One example was earlier this year when local surfboard maker Dano Forte put on a one-man surf-a-thon to raise money for fellow surfer Jay Thomas, who injured his spine in a wipeout.
Another surf-a-thon will held Saturday to benefit Alan Halderman, a 53-year old surfer, fisherman and lover of the ocean who suffered a massive stroke in May. The event is from 9-11 a.m. at Newport Beach between the Newport Pier and lifeguard stand No. 22.
Donors sign up to sponsor one or more surfers and pledge a certain dollar amount for each wave they can catch within the two-hour time period. There will also be food, music and a silent auction — all donated by friends, businesses and the community at large.

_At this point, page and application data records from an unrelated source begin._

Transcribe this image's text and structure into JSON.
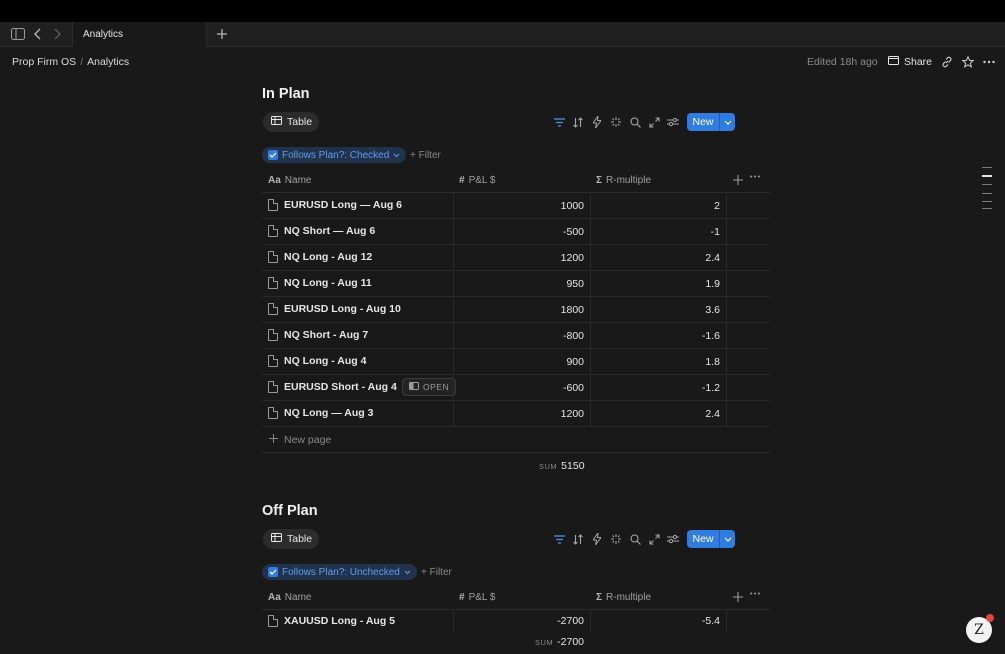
{
  "tab": {
    "title": "Analytics"
  },
  "breadcrumb": {
    "root": "Prop Firm OS",
    "sep": "/",
    "current": "Analytics"
  },
  "header": {
    "edited": "Edited 18h ago",
    "share": "Share"
  },
  "in_plan": {
    "title": "In Plan",
    "view_label": "Table",
    "new_label": "New",
    "filter_label": "Follows Plan?: Checked",
    "add_filter": "+ Filter",
    "columns": {
      "name": "Name",
      "pnl": "P&L $",
      "r": "R-multiple",
      "name_sym": "Aa",
      "pnl_sym": "#",
      "r_sym": "Σ"
    },
    "rows": [
      {
        "name": "EURUSD Long — Aug 6",
        "pnl": "1000",
        "r": "2"
      },
      {
        "name": "NQ Short — Aug 6",
        "pnl": "-500",
        "r": "-1"
      },
      {
        "name": "NQ Long - Aug 12",
        "pnl": "1200",
        "r": "2.4"
      },
      {
        "name": "NQ Long - Aug 11",
        "pnl": "950",
        "r": "1.9"
      },
      {
        "name": "EURUSD Long - Aug 10",
        "pnl": "1800",
        "r": "3.6"
      },
      {
        "name": "NQ Short - Aug 7",
        "pnl": "-800",
        "r": "-1.6"
      },
      {
        "name": "NQ Long - Aug 4",
        "pnl": "900",
        "r": "1.8"
      },
      {
        "name": "EURUSD Short - Aug 4",
        "pnl": "-600",
        "r": "-1.2",
        "badge": "OPEN"
      },
      {
        "name": "NQ Long — Aug 3",
        "pnl": "1200",
        "r": "2.4"
      }
    ],
    "new_page": "New page",
    "sum_label": "SUM",
    "sum_value": "5150"
  },
  "off_plan": {
    "title": "Off Plan",
    "view_label": "Table",
    "new_label": "New",
    "filter_label": "Follows Plan?: Unchecked",
    "add_filter": "+ Filter",
    "columns": {
      "name": "Name",
      "pnl": "P&L $",
      "r": "R-multiple",
      "name_sym": "Aa",
      "pnl_sym": "#",
      "r_sym": "Σ"
    },
    "rows": [
      {
        "name": "XAUUSD Long - Aug 5",
        "pnl": "-2700",
        "r": "-5.4"
      }
    ],
    "sum_label": "SUM",
    "sum_value": "-2700"
  },
  "avatar": {
    "letter": "Z"
  },
  "colors": {
    "accent": "#2f7de0",
    "bg": "#191919",
    "filter_text": "#5b9cf2"
  }
}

The story of Alan’s stroke is not new. In September his colleagues at Hi-Time Wine Cellars, where he has worked for many years, held a benefit that raised over $24,000, enabling Alan to get into the Aphasia program at the University of Michigan. Aphasia is the inability to speak and/or write. Alan also has difficulty walking. He was on Catalina Island wearing only surf trunks with no wallet or cell phone when he collapsed. Unable to communicate, Alan was listed as a “John Doe” for over three days.
Alan’s recovery has been a lengthy, ongoing process and money is always an issue. Saturday’s support effort started when Alan’s surfing buddy Rod Sudbeck decided to get some friends and neighbors to sponsor him in a surf-a-thon. The response was beyond what Rod had imagined. He got sponsors, more surfers (35 at last count) and donations for auction items. His suppliers (Rod is the proprietor of Fry’s Market on the Peninsula) also wanted to contribute. Rod was moved by how many people from all parts of the community were willing to help, especially in hard times.

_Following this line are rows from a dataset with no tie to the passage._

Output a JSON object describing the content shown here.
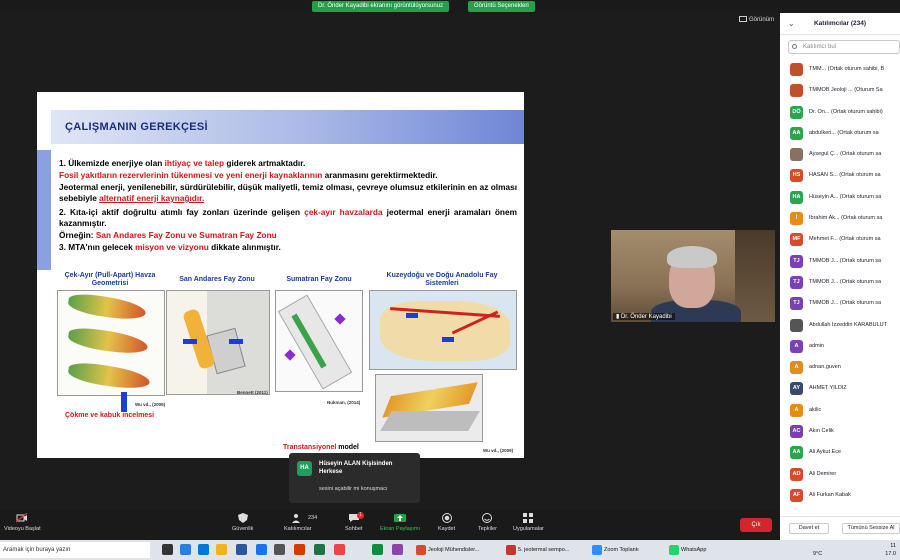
{
  "top": {
    "share_banner": "Dr. Önder Kayadibi ekranını görüntülüyorsunuz",
    "view_options": "Görüntü Seçenekleri",
    "view_button": "Görünüm"
  },
  "slide": {
    "title": "ÇALIŞMANIN GEREKÇESİ",
    "p1_a": "1. Ülkemizde enerjiye olan ",
    "p1_red": "ihtiyaç ve talep",
    "p1_b": " giderek artmaktadır.",
    "p2_red": "Fosil yakıtların rezervlerinin tükenmesi ve yeni enerji kaynaklarının",
    "p2_b": " aranmasını gerektirmektedir.",
    "p3": "Jeotermal enerji, yenilenebilir, sürdürülebilir, düşük maliyetli, temiz olması, çevreye olumsuz etkilerinin en az olması sebebiyle ",
    "p3_red": "alternatif enerji kaynağıdır.",
    "p4_a": "2. Kıta-içi aktif doğrultu atımlı fay zonları üzerinde gelişen ",
    "p4_red": "çek-ayır havzalarda",
    "p4_b": " jeotermal enerji aramaları önem kazanmıştır.",
    "p5_a": "Örneğin: ",
    "p5_red": "San Andares Fay Zonu ve Sumatran Fay Zonu",
    "p6_a": "3. MTA'nın gelecek ",
    "p6_red": "misyon ve vizyonu",
    "p6_b": " dikkate alınmıştır.",
    "fig1_label": "Çek-Ayır (Pull-Apart) Havza Geometrisi",
    "fig2_label": "San Andares Fay Zonu",
    "fig3_label": "Sumatran Fay Zonu",
    "fig4_label": "Kuzeydoğu ve Doğu Anadolu Fay Sistemleri",
    "cite1": "Wu vd., (2009)",
    "cite2": "Bennett (2011)",
    "cite3": "Nukman, (2014)",
    "cite4": "Wu vd., (2009)",
    "caption1": "Çökme ve kabuk incelmesi",
    "caption2_red": "Transtansiyonel",
    "caption2_b": " model"
  },
  "cam": {
    "name": "Dr. Önder Kayadibi"
  },
  "notification": {
    "initials": "HA",
    "title": "Hüseyin ALAN Kişisinden Herkese",
    "message": "sesini açabilir mi konuşmacı"
  },
  "toolbar": {
    "video": "Videoyu Başlat",
    "security": "Güvenlik",
    "participants": "Katılımcılar",
    "participant_count": "234",
    "chat": "Sohbet",
    "chat_badge": "1",
    "share": "Ekran Paylaşımı",
    "record": "Kaydet",
    "reactions": "Tepkiler",
    "apps": "Uygulamalar",
    "leave": "Çık"
  },
  "panel": {
    "title": "Katılımcılar (234)",
    "search_placeholder": "Katılımcı bul",
    "invite": "Davet et",
    "mute_all": "Tümünü Sessize Al",
    "participants": [
      {
        "initials": "",
        "name": "TMM... (Ortak oturum sahibi, B",
        "color": "#c0502a"
      },
      {
        "initials": "",
        "name": "TMMOB Jeoloji ... (Oturum Sa",
        "color": "#c0502a"
      },
      {
        "initials": "DÖ",
        "name": "Dr. Ön... (Ortak oturum sahibi)",
        "color": "#2da44e"
      },
      {
        "initials": "AA",
        "name": "abdulkeri... (Ortak oturum sa",
        "color": "#2da44e"
      },
      {
        "initials": "",
        "name": "Aysegul Ç... (Ortak oturum sa",
        "color": "#8a7060"
      },
      {
        "initials": "HS",
        "name": "HASAN S... (Ortak oturum sa",
        "color": "#d94a2a"
      },
      {
        "initials": "HA",
        "name": "Hüseyin A... (Ortak oturum sa",
        "color": "#2da44e"
      },
      {
        "initials": "İ",
        "name": "İbrahim Ak... (Ortak oturum sa",
        "color": "#e58b16"
      },
      {
        "initials": "MF",
        "name": "Mehmet F... (Ortak oturum sa",
        "color": "#d94a2a"
      },
      {
        "initials": "TJ",
        "name": "TMMOB J... (Ortak oturum sa",
        "color": "#7b3fb6"
      },
      {
        "initials": "TJ",
        "name": "TMMOB J... (Ortak oturum sa",
        "color": "#7b3fb6"
      },
      {
        "initials": "TJ",
        "name": "TMMOB J... (Ortak oturum sa",
        "color": "#7b3fb6"
      },
      {
        "initials": "",
        "name": "Abdullah İzzeddin KARABULUT",
        "color": "#555555"
      },
      {
        "initials": "A",
        "name": "admin",
        "color": "#7b3fb6"
      },
      {
        "initials": "A",
        "name": "adnan.guven",
        "color": "#e58b16"
      },
      {
        "initials": "AY",
        "name": "AHMET YILDIZ",
        "color": "#3a4a6a"
      },
      {
        "initials": "A",
        "name": "akilic",
        "color": "#e58b16"
      },
      {
        "initials": "AC",
        "name": "Akın Celik",
        "color": "#7b3fb6"
      },
      {
        "initials": "AA",
        "name": "Ali Aykut Ece",
        "color": "#2da44e"
      },
      {
        "initials": "AD",
        "name": "Ali Demirer",
        "color": "#d94a2a"
      },
      {
        "initials": "AF",
        "name": "Ali Furkan Kabak",
        "color": "#d94a2a"
      }
    ]
  },
  "taskbar": {
    "search": "Aramak için buraya yazın",
    "apps": [
      {
        "label": "Jeoloji Mühendisler...",
        "color": "#d94a2a"
      },
      {
        "label": "5. jeotermal sempo...",
        "color": "#c0392b"
      },
      {
        "label": "Zoom Toplantı",
        "color": "#2d8cff"
      },
      {
        "label": "WhatsApp",
        "color": "#25d366"
      }
    ],
    "temp": "9°C",
    "time": "11",
    "date": "17.0"
  }
}
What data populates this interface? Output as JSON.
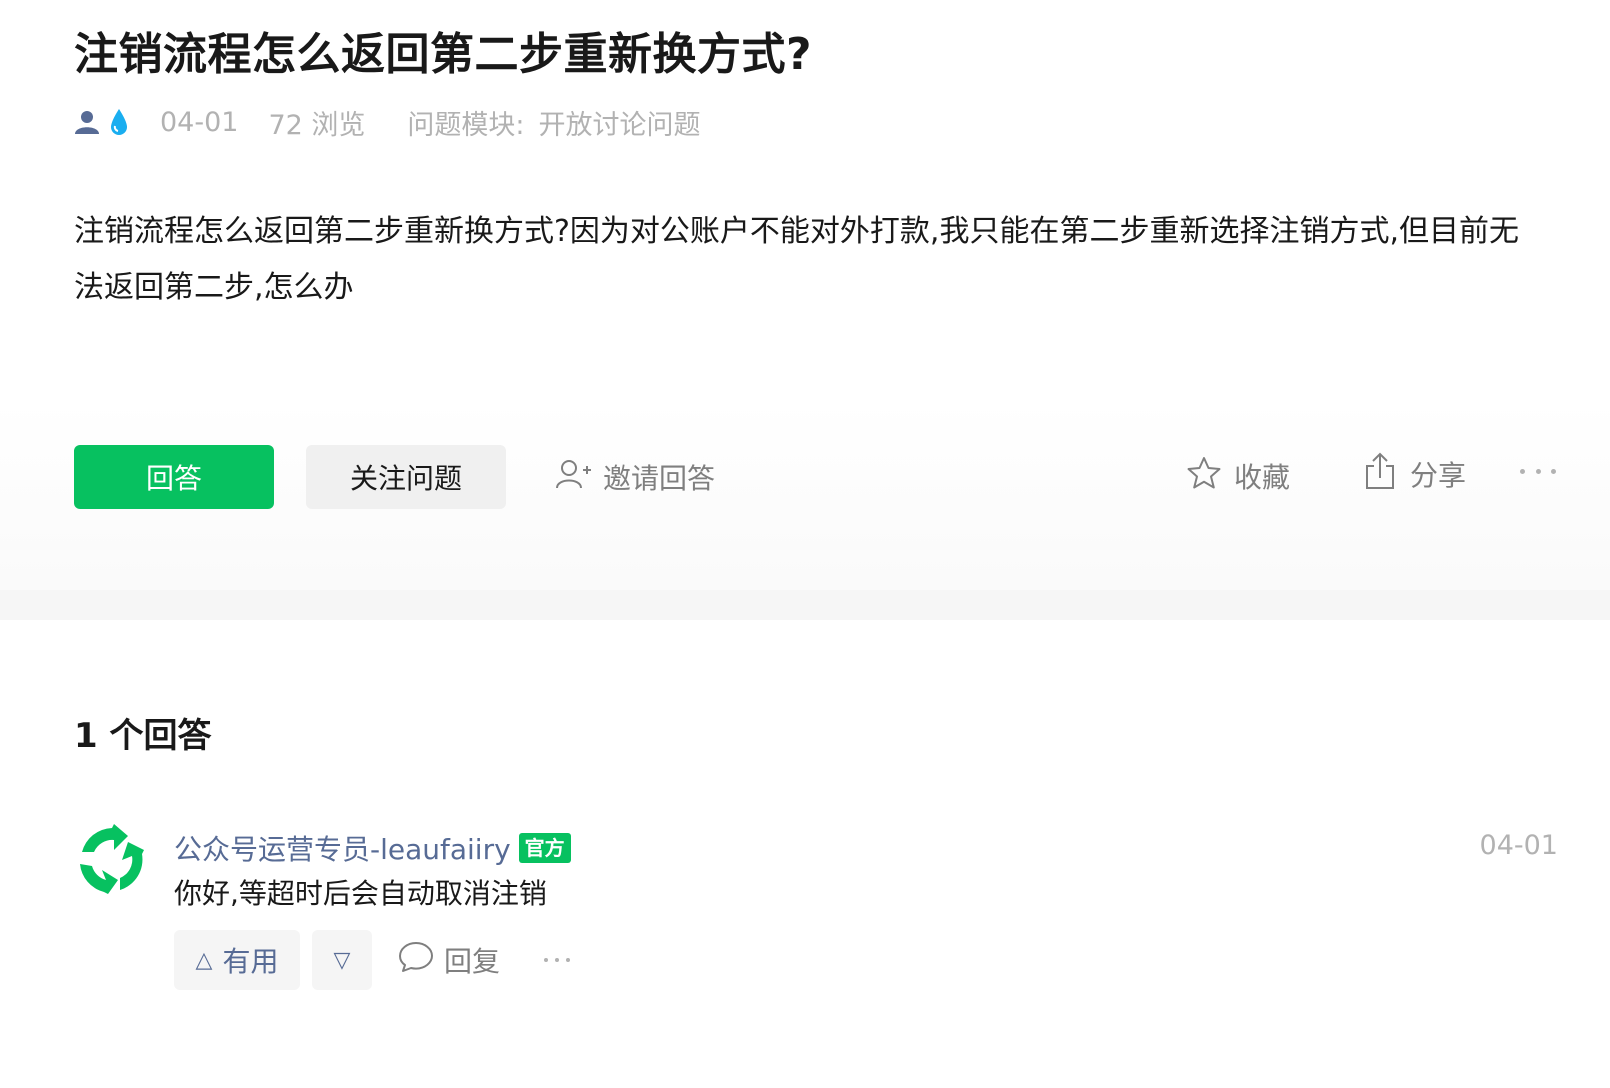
{
  "question": {
    "title": "注销流程怎么返回第二步重新换方式?",
    "meta": {
      "date": "04-01",
      "views": "72 浏览",
      "module_label": "问题模块:",
      "module_value": "开放讨论问题"
    },
    "body": "注销流程怎么返回第二步重新换方式?因为对公账户不能对外打款,我只能在第二步重新选择注销方式,但目前无法返回第二步,怎么办"
  },
  "actions": {
    "answer_label": "回答",
    "follow_label": "关注问题",
    "invite_label": "邀请回答",
    "favorite_label": "收藏",
    "share_label": "分享"
  },
  "answers": {
    "heading": "1 个回答",
    "items": [
      {
        "author": "公众号运营专员-leaufaiiry",
        "badge": "官方",
        "date": "04-01",
        "text": "你好,等超时后会自动取消注销",
        "useful_label": "有用",
        "useful_icon": "△",
        "down_icon": "▽",
        "reply_label": "回复"
      }
    ]
  },
  "colors": {
    "brand_green": "#07c160",
    "link_blue": "#576b95",
    "muted_gray": "#b2b2b2",
    "drop_blue": "#1aaef0"
  },
  "icons": [
    "user-icon",
    "water-drop-icon",
    "invite-user-icon",
    "star-icon",
    "share-icon",
    "more-icon",
    "avatar-logo-icon",
    "comment-bubble-icon"
  ]
}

“They are the super stars in this”, he told me.
As the project quickly grew a mutual friend, Jan Giovino, volunteered to help put it all together. She describes the Peninsula as “an old fashioned neighborhood” where residents care about one another.
The silent auction donations are on display at Fry’s Market, where I found Bill Field organizing the items. There is a lot of good stuff. Pure Glass, Surfside Sports, Almond Surfboards, 15th St. Surf Shop, Alley Restaurant, Young’s Market and Budweiser are just a few donors I recall. Bill is donating one of his spectacular beach photographs with an exquisite mounting from Newport Frame. You can bid early at Fry’s today. Saturday everything will be at the beach.
I haven’t met Alan, but everyone I spoke with described him as a great guy and a joy to be around.
Try to make it to the surf-a-thon. I’ll be there – I’ve never seen one.
JOHN BURTON’S surf column appears Fridays. He may be reached by e-mail at firstname.lastname@example.org.